This approach to upgrade is preferred in situations company policies which dictates no downtime , data compromise . This is only applicable for more than three node vSAN normal cluster and if in fault domains we should have enough free space on the other hosts within the same fault domain to achieve this.This process is time consuming and will take longer time to complete the upgrade on all hosts as there are multiple resync cycles involved  .Please ensure you have followed all pre-upgrade checks before proceeding with these steps

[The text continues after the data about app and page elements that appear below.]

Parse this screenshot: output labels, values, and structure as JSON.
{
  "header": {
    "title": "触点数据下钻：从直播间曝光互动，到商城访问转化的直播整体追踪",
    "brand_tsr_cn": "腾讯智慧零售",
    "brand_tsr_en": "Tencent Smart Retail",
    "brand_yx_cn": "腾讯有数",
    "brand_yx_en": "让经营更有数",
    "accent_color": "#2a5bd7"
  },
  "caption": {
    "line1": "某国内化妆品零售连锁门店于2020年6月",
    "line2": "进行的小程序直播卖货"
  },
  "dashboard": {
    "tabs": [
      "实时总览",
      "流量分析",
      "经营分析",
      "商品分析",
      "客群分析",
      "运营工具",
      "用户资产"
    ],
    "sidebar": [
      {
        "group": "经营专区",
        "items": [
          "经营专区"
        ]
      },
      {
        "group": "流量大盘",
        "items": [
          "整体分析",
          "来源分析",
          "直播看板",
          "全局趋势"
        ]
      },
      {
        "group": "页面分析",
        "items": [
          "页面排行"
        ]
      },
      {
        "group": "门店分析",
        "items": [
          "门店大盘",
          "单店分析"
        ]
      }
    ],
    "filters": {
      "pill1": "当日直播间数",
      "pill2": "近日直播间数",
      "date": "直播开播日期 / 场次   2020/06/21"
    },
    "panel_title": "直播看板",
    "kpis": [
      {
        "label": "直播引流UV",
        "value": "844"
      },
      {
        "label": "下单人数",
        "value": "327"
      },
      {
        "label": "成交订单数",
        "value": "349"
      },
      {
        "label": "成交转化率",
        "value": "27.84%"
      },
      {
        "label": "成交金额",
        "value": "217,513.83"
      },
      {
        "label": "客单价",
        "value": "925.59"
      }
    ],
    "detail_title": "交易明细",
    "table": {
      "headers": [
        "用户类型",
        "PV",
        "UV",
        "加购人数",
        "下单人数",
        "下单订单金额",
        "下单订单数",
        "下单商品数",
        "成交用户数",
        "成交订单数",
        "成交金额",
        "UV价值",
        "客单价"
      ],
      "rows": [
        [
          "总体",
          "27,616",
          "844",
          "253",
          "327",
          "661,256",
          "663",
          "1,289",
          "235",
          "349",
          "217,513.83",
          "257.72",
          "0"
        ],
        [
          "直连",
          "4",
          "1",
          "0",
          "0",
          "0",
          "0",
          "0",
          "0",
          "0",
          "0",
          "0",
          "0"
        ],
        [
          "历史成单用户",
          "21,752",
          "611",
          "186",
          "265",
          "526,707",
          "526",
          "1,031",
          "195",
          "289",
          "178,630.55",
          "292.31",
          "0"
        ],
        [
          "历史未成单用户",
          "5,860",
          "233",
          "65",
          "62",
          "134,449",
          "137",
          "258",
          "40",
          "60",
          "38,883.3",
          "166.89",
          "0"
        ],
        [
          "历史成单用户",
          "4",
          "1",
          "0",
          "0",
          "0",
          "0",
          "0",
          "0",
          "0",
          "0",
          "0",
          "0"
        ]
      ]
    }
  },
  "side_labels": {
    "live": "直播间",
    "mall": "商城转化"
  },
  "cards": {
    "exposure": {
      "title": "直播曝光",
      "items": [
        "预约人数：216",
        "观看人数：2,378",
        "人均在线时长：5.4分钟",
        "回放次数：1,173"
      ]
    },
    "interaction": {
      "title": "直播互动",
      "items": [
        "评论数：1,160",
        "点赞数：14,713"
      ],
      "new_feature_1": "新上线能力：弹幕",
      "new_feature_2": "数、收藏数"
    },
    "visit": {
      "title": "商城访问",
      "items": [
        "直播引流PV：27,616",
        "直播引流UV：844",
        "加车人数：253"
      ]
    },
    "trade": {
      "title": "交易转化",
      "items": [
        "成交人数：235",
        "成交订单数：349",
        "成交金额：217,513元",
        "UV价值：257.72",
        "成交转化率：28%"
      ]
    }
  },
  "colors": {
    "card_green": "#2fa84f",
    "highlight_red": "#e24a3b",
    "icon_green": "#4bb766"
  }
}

  • Step1 :Check for VM storage policy compliance on all the virtual machines and ensure that they are compliant with their assigned VM storage policy . Note : If there were any VMs with FTT=0 (Fault to tolerate) as their policy and if this is considered  as a critical VM , please change the policy to Virtual SAN default Policy before attempting any Host Maintenance-Mode .
  • Step2 : Once all VMs are checked for compliance , you will also need to make sure that there are no ongoing re-sync or re-balance in the cluster with the help of RVC commands on the vCenter server .
  • Step3 : Proceed to put one host in maintenance mode with full data migration , wait for the full resync completion . You may monitor resync using RVC , host will only complete entering maintenance mode post reysnc completion .

  • Step4 :Once the first host is in maintenance mode , you may proceed with all of the upgrades . Start with the host upgrade to the latest build version , proceed with any recommendation on the hardware side for BIOS / Firmware etc (this includes for your I/O controller firmware , SSD/HDD firmware , nic firmware) . Once these upgrades are completed , you may now check if the hosts require any additional patches , driver upgrades for your I/O controller , nics . Push them all in one go and take another reboot . This host can now exit maintenance post all the upgrades and patches .
  • Step5 : Post taking the first host out of maintenance , you will need to watch out for possible resync , use RVC command : ” vsan.resync_dashboard .” under cluster directory . If there is an ongoing resync , DONOT attempt maintenance on any of the other hosts , wait for the resync to complete .
  •  Step6 : After confirming resync completion (or 0GB to resync) , you may proceed to upgrade the next host following Steps 1 to 5 in a cyclic manner one host after another .

 

Note* : There are chances that the vSAN cluster gets network partitioned post upgrade especially from vSAN 6.1 / 6.2 / 6.5 to vSAN to 6.6 as we no longer use multicast from version 6.6 .  In these cases you will need to manually add the unicastagent address list on all hosts part of the cluster , I encourage you to see Troubleshooting-Unicastagent

Upgrading vSAN disk Format version

Disk format upgrade may  either from the Vcenter webclient or thru RVC , I suggest you first meet the pre-requisite for Disk format upgrade prior to attempting this .  I personally prefer RVC to do this , recommend you to refer to the links RVC-Method or Webclient-method . Please also refer to Link  for better understanding “on Disk format upgrades and Pre-Requisites” . Refer to How to log into RVC

admin

I am a Technical Support Engineer with VMware global support from the year 2015. My current focus is with VMware vSAN ® and VxRail™ ,my overall expertise is around storage availability business unit (VMware vSAN ®, VMware Site Recovery Manager® and Vsphere Data Protection® ). I had initially started my carrier with EMC support for clarion and VNX block storage in 2012

You may also like...